**What is expected:** Every entry has to be restated word for word.

************

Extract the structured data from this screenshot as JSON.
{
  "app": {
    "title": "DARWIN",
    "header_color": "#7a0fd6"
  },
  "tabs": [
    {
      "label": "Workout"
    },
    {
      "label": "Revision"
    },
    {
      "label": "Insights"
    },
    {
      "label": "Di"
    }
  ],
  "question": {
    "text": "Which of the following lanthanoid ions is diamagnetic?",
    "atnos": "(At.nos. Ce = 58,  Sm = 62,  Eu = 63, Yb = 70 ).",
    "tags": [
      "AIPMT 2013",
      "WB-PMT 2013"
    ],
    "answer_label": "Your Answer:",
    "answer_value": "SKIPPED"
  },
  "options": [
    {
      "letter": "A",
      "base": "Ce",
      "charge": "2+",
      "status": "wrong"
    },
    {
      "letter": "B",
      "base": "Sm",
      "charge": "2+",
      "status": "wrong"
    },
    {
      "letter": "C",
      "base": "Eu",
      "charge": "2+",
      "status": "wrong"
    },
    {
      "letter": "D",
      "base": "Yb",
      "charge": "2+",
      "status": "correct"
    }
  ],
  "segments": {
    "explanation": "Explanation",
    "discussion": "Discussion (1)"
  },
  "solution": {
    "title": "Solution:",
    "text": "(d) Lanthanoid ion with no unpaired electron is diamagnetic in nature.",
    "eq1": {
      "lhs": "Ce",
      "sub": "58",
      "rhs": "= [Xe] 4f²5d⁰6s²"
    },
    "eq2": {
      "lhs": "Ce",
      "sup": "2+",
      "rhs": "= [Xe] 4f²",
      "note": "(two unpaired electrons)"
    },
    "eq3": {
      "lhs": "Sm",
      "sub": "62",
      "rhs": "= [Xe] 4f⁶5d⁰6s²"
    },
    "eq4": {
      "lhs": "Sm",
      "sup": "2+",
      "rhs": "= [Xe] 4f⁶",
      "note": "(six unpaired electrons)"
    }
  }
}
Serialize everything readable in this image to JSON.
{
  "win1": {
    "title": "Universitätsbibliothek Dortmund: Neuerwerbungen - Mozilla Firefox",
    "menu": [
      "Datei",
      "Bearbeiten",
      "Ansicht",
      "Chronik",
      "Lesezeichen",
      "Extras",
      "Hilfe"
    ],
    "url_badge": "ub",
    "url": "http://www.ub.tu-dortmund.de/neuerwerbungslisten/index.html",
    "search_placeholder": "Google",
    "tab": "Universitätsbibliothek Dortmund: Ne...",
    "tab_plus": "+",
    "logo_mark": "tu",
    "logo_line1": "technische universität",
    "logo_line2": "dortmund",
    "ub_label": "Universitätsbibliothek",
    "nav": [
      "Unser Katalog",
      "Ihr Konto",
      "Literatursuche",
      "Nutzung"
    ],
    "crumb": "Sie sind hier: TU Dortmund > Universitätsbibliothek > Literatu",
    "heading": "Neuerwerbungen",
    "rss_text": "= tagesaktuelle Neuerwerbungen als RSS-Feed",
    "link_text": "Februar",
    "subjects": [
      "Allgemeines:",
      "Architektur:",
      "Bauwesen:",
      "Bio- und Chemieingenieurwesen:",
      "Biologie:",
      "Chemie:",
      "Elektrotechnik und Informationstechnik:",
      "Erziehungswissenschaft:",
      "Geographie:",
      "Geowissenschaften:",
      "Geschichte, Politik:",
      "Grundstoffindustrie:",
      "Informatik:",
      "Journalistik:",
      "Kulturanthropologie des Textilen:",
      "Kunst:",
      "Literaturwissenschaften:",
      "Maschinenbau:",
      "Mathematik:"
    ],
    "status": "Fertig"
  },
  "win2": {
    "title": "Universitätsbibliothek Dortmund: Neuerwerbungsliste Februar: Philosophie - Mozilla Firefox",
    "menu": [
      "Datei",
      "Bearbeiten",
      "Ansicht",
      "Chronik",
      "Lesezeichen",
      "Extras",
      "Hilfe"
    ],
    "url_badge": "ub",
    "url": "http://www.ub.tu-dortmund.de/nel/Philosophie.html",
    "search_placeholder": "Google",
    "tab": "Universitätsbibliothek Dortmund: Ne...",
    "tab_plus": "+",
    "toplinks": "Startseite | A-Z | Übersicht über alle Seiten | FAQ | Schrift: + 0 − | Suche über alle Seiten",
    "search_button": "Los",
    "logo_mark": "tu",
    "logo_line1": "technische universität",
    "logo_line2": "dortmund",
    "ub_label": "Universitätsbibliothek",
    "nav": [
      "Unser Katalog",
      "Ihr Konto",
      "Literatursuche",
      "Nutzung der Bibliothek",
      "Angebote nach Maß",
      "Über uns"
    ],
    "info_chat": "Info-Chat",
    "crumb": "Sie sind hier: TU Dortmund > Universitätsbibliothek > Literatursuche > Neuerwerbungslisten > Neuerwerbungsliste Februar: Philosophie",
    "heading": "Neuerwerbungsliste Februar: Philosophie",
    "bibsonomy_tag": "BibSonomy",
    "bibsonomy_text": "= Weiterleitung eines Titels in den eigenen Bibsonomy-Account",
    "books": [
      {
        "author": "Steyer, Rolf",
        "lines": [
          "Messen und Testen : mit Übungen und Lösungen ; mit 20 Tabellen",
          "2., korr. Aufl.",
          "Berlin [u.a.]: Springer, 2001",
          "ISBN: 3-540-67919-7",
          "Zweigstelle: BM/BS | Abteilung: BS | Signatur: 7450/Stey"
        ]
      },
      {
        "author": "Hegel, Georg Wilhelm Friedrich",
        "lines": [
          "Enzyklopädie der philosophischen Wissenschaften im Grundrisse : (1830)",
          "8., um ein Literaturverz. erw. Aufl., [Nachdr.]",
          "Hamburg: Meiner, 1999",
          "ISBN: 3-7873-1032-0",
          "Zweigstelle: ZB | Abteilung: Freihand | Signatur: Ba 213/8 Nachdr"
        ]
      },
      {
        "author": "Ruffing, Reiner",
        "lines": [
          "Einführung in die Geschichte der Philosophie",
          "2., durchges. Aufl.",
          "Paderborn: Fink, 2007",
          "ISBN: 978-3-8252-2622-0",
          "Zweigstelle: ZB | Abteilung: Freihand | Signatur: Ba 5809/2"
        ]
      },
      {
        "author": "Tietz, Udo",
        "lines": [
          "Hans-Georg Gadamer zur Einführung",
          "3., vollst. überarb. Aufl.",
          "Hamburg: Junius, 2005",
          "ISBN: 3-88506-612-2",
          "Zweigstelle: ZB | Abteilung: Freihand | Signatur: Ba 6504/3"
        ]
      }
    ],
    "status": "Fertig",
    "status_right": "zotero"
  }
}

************

**Task result:**
Extract the structured data from this screenshot as JSON.
{
  "app": {
    "title": "DARWIN",
    "header_color": "#7a0fd6"
  },
  "tabs": [
    {
      "label": "Workout"
    },
    {
      "label": "Revision"
    },
    {
      "label": "Insights"
    },
    {
      "label": "Di"
    }
  ],
  "question": {
    "text": "Which of the following lanthanoid ions is diamagnetic?",
    "atnos": "(At.nos. Ce = 58,  Sm = 62,  Eu = 63, Yb = 70 ).",
    "tags": [
      "AIPMT 2013",
      "WB-PMT 2013"
    ],
    "answer_label": "Your Answer:",
    "answer_value": "SKIPPED"
  },
  "options": [
    {
      "letter": "A",
      "base": "Ce",
      "charge": "2+",
      "status": "wrong"
    },
    {
      "letter": "B",
      "base": "Sm",
      "charge": "2+",
      "status": "wrong"
    },
    {
      "letter": "C",
      "base": "Eu",
      "charge": "2+",
      "status": "wrong"
    },
    {
      "letter": "D",
      "base": "Yb",
      "charge": "2+",
      "status": "correct"
    }
  ],
  "segments": {
    "explanation": "Explanation",
    "discussion": "Discussion (1)"
  },
  "solution": {
    "title": "Solution:",
    "text": "(d) Lanthanoid ion with no unpaired electron is diamagnetic in nature.",
    "eq1": {
      "lhs": "Ce",
      "sub": "58",
      "rhs": "= [Xe] 4f²5d⁰6s²"
    },
    "eq2": {
      "lhs": "Ce",
      "sup": "2+",
      "rhs": "= [Xe] 4f²",
      "note": "(two unpaired electrons)"
    },
    "eq3": {
      "lhs": "Sm",
      "sub": "62",
      "rhs": "= [Xe] 4f⁶5d⁰6s²"
    },
    "eq4": {
      "lhs": "Sm",
      "sup": "2+",
      "rhs": "= [Xe] 4f⁶",
      "note": "(six unpaired electrons)"
    }
  }
}
Serialize everything readable in this image to JSON.
{
  "win1": {
    "title": "Universitätsbibliothek Dortmund: Neuerwerbungen - Mozilla Firefox",
    "menu": [
      "Datei",
      "Bearbeiten",
      "Ansicht",
      "Chronik",
      "Lesezeichen",
      "Extras",
      "Hilfe"
    ],
    "url_badge": "ub",
    "url": "http://www.ub.tu-dortmund.de/neuerwerbungslisten/index.html",
    "search_placeholder": "Google",
    "tab": "Universitätsbibliothek Dortmund: Ne...",
    "tab_plus": "+",
    "logo_mark": "tu",
    "logo_line1": "technische universität",
    "logo_line2": "dortmund",
    "ub_label": "Universitätsbibliothek",
    "nav": [
      "Unser Katalog",
      "Ihr Konto",
      "Literatursuche",
      "Nutzung"
    ],
    "crumb": "Sie sind hier: TU Dortmund > Universitätsbibliothek > Literatu",
    "heading": "Neuerwerbungen",
    "rss_text": "= tagesaktuelle Neuerwerbungen als RSS-Feed",
    "link_text": "Februar",
    "subjects": [
      "Allgemeines:",
      "Architektur:",
      "Bauwesen:",
      "Bio- und Chemieingenieurwesen:",
      "Biologie:",
      "Chemie:",
      "Elektrotechnik und Informationstechnik:",
      "Erziehungswissenschaft:",
      "Geographie:",
      "Geowissenschaften:",
      "Geschichte, Politik:",
      "Grundstoffindustrie:",
      "Informatik:",
      "Journalistik:",
      "Kulturanthropologie des Textilen:",
      "Kunst:",
      "Literaturwissenschaften:",
      "Maschinenbau:",
      "Mathematik:"
    ],
    "status": "Fertig"
  },
  "win2": {
    "title": "Universitätsbibliothek Dortmund: Neuerwerbungsliste Februar: Philosophie - Mozilla Firefox",
    "menu": [
      "Datei",
      "Bearbeiten",
      "Ansicht",
      "Chronik",
      "Lesezeichen",
      "Extras",
      "Hilfe"
    ],
    "url_badge": "ub",
    "url": "http://www.ub.tu-dortmund.de/nel/Philosophie.html",
    "search_placeholder": "Google",
    "tab": "Universitätsbibliothek Dortmund: Ne...",
    "tab_plus": "+",
    "toplinks": "Startseite | A-Z | Übersicht über alle Seiten | FAQ | Schrift: + 0 − | Suche über alle Seiten",
    "search_button": "Los",
    "logo_mark": "tu",
    "logo_line1": "technische universität",
    "logo_line2": "dortmund",
    "ub_label": "Universitätsbibliothek",
    "nav": [
      "Unser Katalog",
      "Ihr Konto",
      "Literatursuche",
      "Nutzung der Bibliothek",
      "Angebote nach Maß",
      "Über uns"
    ],
    "info_chat": "Info-Chat",
    "crumb": "Sie sind hier: TU Dortmund > Universitätsbibliothek > Literatursuche > Neuerwerbungslisten > Neuerwerbungsliste Februar: Philosophie",
    "heading": "Neuerwerbungsliste Februar: Philosophie",
    "bibsonomy_tag": "BibSonomy",
    "bibsonomy_text": "= Weiterleitung eines Titels in den eigenen Bibsonomy-Account",
    "books": [
      {
        "author": "Steyer, Rolf",
        "lines": [
          "Messen und Testen : mit Übungen und Lösungen ; mit 20 Tabellen",
          "2., korr. Aufl.",
          "Berlin [u.a.]: Springer, 2001",
          "ISBN: 3-540-67919-7",
          "Zweigstelle: BM/BS | Abteilung: BS | Signatur: 7450/Stey"
        ]
      },
      {
        "author": "Hegel, Georg Wilhelm Friedrich",
        "lines": [
          "Enzyklopädie der philosophischen Wissenschaften im Grundrisse : (1830)",
          "8., um ein Literaturverz. erw. Aufl., [Nachdr.]",
          "Hamburg: Meiner, 1999",
          "ISBN: 3-7873-1032-0",
          "Zweigstelle: ZB | Abteilung: Freihand | Signatur: Ba 213/8 Nachdr"
        ]
      },
      {
        "author": "Ruffing, Reiner",
        "lines": [
          "Einführung in die Geschichte der Philosophie",
          "2., durchges. Aufl.",
          "Paderborn: Fink, 2007",
          "ISBN: 978-3-8252-2622-0",
          "Zweigstelle: ZB | Abteilung: Freihand | Signatur: Ba 5809/2"
        ]
      },
      {
        "author": "Tietz, Udo",
        "lines": [
          "Hans-Georg Gadamer zur Einführung",
          "3., vollst. überarb. Aufl.",
          "Hamburg: Junius, 2005",
          "ISBN: 3-88506-612-2",
          "Zweigstelle: ZB | Abteilung: Freihand | Signatur: Ba 6504/3"
        ]
      }
    ],
    "status": "Fertig",
    "status_right": "zotero"
  }
}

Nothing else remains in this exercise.